• Genus Cochlearius – boat-billed heron
• Genus Tigrisoma – typical tiger herons (three species)
• Genus Tigriornis – white-crested tiger heron
• Genus Zonerodius – forest bittern
• Genus Zebrilus – zigzag heron
• Genus Ixobrychus – small bitterns (eight living species, one recently extinct)
• Genus Botaurus – large bitterns (four species)
• Genus Nycticorax – typical night herons (two living species, four recently extinct)
• Genus Nyctanassa – American night herons (one living species, one recently extinct)
• Genus Gorsachius – Asian and African night herons (four species)
• Genus Butorides – green-backed herons (three species)
• Genus Agamia – Agami heron
• Genus Pilherodius – capped heron
• Genus Ardeola – pond herons (six species)
• Genus Bubulcus – cattle egrets (one or two species)
• Genus Ardea – typical herons (11 to 17 species)
• Genus Syrigma – whistling heron
• Genus Egretta – typical egrets (7 to 13 species)

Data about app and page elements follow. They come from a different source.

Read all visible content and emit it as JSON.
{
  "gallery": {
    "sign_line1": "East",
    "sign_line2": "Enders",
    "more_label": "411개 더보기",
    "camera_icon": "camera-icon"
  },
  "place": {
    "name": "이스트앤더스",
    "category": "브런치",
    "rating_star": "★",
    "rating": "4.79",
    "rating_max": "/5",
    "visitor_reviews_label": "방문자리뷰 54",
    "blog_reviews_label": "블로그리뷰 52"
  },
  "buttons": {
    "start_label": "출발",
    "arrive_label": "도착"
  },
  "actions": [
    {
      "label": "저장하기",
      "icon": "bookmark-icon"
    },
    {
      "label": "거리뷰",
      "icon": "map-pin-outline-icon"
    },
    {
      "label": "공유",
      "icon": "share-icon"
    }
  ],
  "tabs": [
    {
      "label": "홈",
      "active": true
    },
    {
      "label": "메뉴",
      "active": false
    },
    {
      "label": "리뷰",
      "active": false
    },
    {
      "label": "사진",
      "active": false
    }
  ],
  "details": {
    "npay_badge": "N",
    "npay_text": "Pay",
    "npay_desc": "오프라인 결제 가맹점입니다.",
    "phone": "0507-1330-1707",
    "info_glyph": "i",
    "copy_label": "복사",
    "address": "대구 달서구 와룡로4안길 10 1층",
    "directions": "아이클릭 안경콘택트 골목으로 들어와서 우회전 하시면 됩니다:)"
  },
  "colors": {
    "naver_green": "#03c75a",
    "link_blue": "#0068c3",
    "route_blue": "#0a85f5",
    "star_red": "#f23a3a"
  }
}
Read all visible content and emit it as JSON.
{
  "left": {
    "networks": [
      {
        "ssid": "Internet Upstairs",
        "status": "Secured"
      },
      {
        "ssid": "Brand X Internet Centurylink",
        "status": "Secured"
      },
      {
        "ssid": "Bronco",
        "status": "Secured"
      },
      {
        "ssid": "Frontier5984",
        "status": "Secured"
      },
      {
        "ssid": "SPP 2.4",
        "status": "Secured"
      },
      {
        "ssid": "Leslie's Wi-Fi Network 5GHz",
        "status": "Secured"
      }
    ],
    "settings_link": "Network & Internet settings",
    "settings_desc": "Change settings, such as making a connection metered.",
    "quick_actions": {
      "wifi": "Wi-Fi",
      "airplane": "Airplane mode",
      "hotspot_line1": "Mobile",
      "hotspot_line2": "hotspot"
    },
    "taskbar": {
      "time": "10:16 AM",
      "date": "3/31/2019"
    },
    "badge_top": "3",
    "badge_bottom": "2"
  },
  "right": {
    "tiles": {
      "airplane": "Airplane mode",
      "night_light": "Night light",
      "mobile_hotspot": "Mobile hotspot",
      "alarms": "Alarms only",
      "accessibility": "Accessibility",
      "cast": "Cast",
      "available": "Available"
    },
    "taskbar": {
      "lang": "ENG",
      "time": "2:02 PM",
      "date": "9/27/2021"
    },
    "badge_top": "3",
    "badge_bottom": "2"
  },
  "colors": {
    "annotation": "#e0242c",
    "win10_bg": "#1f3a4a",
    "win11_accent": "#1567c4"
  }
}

Where does a heron live?
Herons live worldwide, in wetland regions near lakes, rivers, swamps, ponds, and the sea. Most of these birds are nomadic and don’t have a permanent home.
What does a heron eat?
What is the difference between a heron and an egret?
Egrets are members of the heron family. There is little difference between the two — the biggest difference is the egret has a white or buff plumage.
Do herons migrate?
Most of these birds are migratory, although the distance that they migrate depends on whether they reside mostly in the north or south. Most herons will migrate to warmer areas in the winter.